This outstanding book offers a reliable map for evangelistically navigating our secular age. It manages the rare feat of being both comprehensive in its scope and accessible in its style. Its warm and humble tone commends it as much as its faithful, perceptive, and hopeful message. It is cruciform not only in what it is saying, but also in how it says it, which makes it a wonderful example for us to follow. This will be an essential resource for all pastors, but also a great help to any Christian wanting to engage constructively in apologetics today. [Read about Chatraw and Allen’s apologetic approach.]
Peter J. Williams. Can We Trust the Gospels? Wheaton, IL: Crossway, 2018. 160 pp. $17.99. [See Peter Williams’s TGC Course on gospel reliability.]
Judges: Sam Allberry, Barry Cooper, Dan DeWitt, Jared Wilson
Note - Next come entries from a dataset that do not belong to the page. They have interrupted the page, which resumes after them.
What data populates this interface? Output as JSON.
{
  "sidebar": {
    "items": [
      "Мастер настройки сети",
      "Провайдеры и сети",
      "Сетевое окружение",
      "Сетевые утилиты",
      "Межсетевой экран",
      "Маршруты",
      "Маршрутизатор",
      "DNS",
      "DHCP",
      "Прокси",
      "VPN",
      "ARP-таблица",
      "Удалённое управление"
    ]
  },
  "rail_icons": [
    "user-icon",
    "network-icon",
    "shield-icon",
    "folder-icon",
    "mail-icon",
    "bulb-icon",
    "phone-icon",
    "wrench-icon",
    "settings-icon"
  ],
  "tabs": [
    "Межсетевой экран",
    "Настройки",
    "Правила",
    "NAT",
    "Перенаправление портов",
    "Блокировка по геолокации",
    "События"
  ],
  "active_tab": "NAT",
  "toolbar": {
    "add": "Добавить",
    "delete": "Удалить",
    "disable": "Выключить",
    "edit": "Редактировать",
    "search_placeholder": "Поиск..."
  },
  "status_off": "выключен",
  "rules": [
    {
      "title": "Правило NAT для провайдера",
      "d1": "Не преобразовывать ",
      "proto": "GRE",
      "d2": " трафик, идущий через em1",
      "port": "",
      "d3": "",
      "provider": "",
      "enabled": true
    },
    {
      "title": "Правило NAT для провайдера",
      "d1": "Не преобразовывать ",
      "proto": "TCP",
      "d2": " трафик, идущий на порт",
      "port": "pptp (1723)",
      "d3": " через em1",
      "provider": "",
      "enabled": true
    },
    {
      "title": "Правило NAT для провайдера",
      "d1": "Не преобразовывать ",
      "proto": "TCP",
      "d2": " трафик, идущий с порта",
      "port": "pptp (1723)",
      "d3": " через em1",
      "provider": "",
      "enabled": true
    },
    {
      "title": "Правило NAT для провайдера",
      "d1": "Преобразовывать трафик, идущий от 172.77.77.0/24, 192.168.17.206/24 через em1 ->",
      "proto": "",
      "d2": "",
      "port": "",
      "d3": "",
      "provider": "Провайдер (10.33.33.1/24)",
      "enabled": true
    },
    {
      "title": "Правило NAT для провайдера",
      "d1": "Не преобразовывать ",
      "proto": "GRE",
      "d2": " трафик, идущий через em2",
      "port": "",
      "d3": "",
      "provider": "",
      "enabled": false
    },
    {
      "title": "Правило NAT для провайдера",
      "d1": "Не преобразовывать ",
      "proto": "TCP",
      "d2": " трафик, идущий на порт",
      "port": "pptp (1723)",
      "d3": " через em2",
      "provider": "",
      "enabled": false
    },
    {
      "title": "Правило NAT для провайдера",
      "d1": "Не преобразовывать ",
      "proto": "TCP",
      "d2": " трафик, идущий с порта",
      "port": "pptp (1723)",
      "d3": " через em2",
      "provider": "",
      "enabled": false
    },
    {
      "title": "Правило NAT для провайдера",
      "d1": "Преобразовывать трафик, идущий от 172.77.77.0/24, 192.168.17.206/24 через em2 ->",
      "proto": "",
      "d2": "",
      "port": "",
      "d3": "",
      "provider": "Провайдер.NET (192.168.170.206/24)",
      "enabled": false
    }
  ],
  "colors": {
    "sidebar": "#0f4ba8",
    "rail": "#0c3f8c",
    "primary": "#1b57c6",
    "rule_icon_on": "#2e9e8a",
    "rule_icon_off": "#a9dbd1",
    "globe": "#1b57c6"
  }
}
Public Theology & Current Events
Nancy R. Pearcey. Love Thy Body: Answering Hard Questions about Life and Sexuality. Grand Rapids, MI: Baker Books, 2018. 336 pp. $22.99.
There is much that needs to be said to the evangelical church—both as reminder and as fresh teaching—about developing a biblical theology of the body. This book by Pearcey, professor of apologetics and scholar in residence at Houston Baptist University, provides a useful contribution to that effort. With particular tenderness and thoughtfulness to women, Pearcey addresses abortion, euthanasia, sexual promiscuity, homosexuality, and transgenderism in a way that is philosophically rigorous yet accessible. [Read David Shaw’s review.]
John M. Perkins. One Blood: Parting Words to the Church on Race and Love. Chicago, IL: Moody Publishers, 2018. 208 pp. $15.99. [Read Sarah Eekhoff Zylstra’s profile of Perkins.]
Judges: Joe Carter, Vermon Pierre, Jacqueline Isaacs, Bruce Ashford
Dan DeWitt and Catalina Echeverri. The Friend Who Forgives. Purcellville, VA: The Good Book Company, 2018. 32 pp. $14.99.
A fresh look at the story of Peter’s betrayal of Jesus, The Friend Who Forgives presents children with an easy-to-understand, impossible-to-miss lesson on God’s forgiving grace. Children and adults alike will relate to this true tale of sin and restoration. We have all been let down by a friend, but more importantly, we have let God down. Yet we, like Peter, have been welcomed back into his family. Catalina Echeverri’s bright, humorous illustrations make this beautiful story even more compelling.
Nancy Guthrie. What Every Child Should Know about Prayer. Youngstown, OH: 10Publishing, 2018. 144 pp. $19.99.
Judges: Betsy Howard, Sarah Zylstra, Erik Raymond, Quina Aragón
Jackie Hill Perry. Gay Girl, Good God: The Story of Who I Was, and Who God Has Always Been. Nashville, TN: B&H Books, 2018. 208 pp. $16.99.
In stunningly beautiful prose and poetry, Jackie Hill Perry invites us into her story of redemption, finding God and his grace in the midst of gender confusion and homosexuality. She bravely invites us into her transformation at an important cultural moment, showing us both how to fight our own temptations and also how to think about identity. Courageous yet compassionate, bold without being brash, she has provided the church with the gift of seeing and worshiping the Savior who not only saves but also transforms. [Read Kristen Wetherell’s review.]
Cameron Cole. Therefore I Have Hope: 12 Truths That Comfort, Sustain, and Redeem in Tragedy. Wheaton, IL: Crossway, 2018. 206 pp. $14.99. [Read Kristin Tabb’s review.]
Judges: Collin Hansen, Julius Kim, Christine Hoover, Trillia Newbell